Being a Naija creator!
Fid#003: Exploring some of the wahala we face as Nigerian creators...
I spend the majority of my time on Twitter, and by time I mean my leisure hours, so consider me the Twitter FBI, reading every thread and carefully connecting the dots😃. One of the few things I've been able to improve over time is my perceptiveness, and I've turned it into my superpower by paying attention to every iota of detail. (low-key that's none of your business sha 🙄, but it felt good to let you know).
Back to Twitter, if half of your Nigerian Twitter feed isn't filled with politics, backlashes, and political POVs, you're not really on Twitter. Most of us care about how this country is run. I'm not going dally into political wranglings right now, but having people in government who want to make this country a better place will bang😩.
So, what is it like being a Naija creator?
Every creator's journey is unique; sometimes it is due to the creator's geographical location, and other times it is directly attributable to the creator themselves. I'm not focusing on personal journeys because, while it's impossible to write about every creator's personality and background, you're better off hearing it from the creators themselves. I'll be discussing the journey unique to Nigerian creators, specifically on some of the challenges they face.
TAKE SMALL GIST 🙊
We figured out a way to let you earn your daily 2k as a creator, and with monthly recurring payments, your fans can now support you with cash every month. Sapa must be jealous of Fidia creators right now.
A day in the life of Hauwa is not only amusing but also very relatable.
Deeola answers some pertinent questions about her brand, such as someone owing her money for a gig she did in 2020.
thedigitaltinker describes her transition from wanting to be a lawyer to her new found love in content creation.
New episode of The African Creator is out, check them out here
The struggle with basic amenities is not new, and every new creator who is just starting out and hasn't established a level of comfort will struggle with something as simple as electricity. If your content requires constant motion or specific locations, you will also face this and many more challenges. These challenges are beyond your control as creators, so you're best off preparing for them ahead of time.
We all awoke to an unexpected Twitter ban on June 5, 2021, before the government lifted the ban this year in January.

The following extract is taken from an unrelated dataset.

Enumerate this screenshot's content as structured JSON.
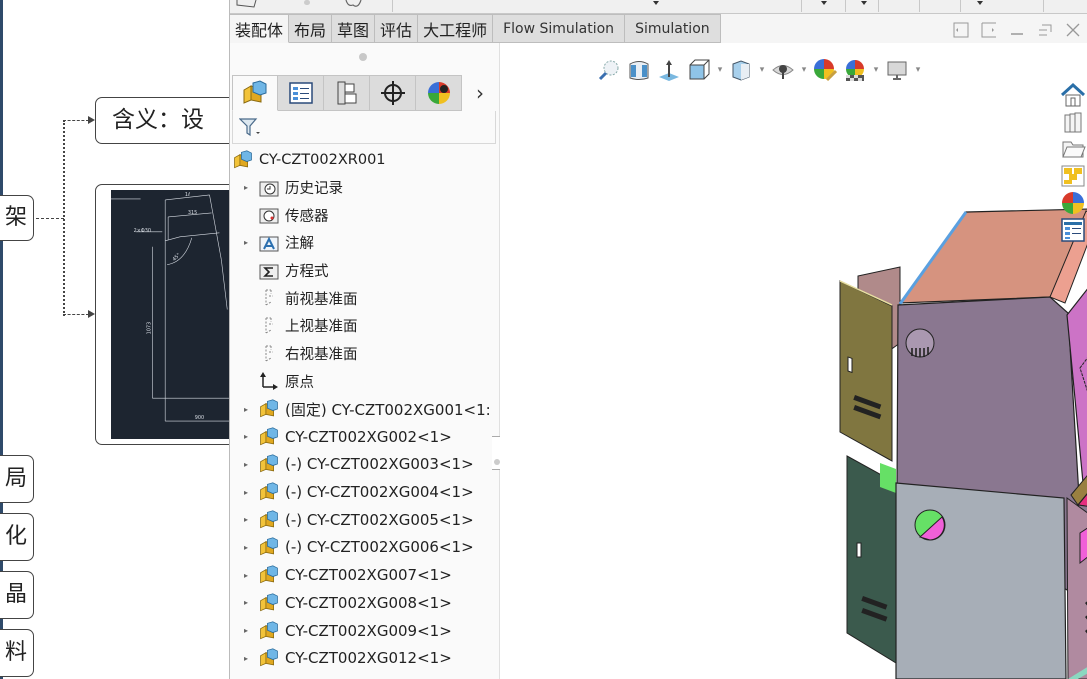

Consider creators whose primary medium is Twitter and how that has resulted in the demise of that source of income. As a Nigerian creator, you could literally wake up unemployed, so it's best to direct your audience to multiple platforms rather than being content with your fame on just one.
Disposable income challenge
There is a popular misconception that Nigerians prefer cheap goods, but the truth is that the average citizen does not have enough disposable income. As a result, they may pay you less than fans from other countries, or they may not pay at all. The only way to monetise a Nigerian audience is to consistently highlight the value you provide and what it is worth.
These are just a few of the issues that creators face on a daily basis, making it even more difficult to be a creative. We are aware of these issues, but all we want to do is find solutions and encourage you to achieve your goals despite these obstacles. A successful Nigerian creator is worth celebrating, and those who are struggling to get there are also deserving of flowers.
Keep creating and getting the bag!
love, light and laughter!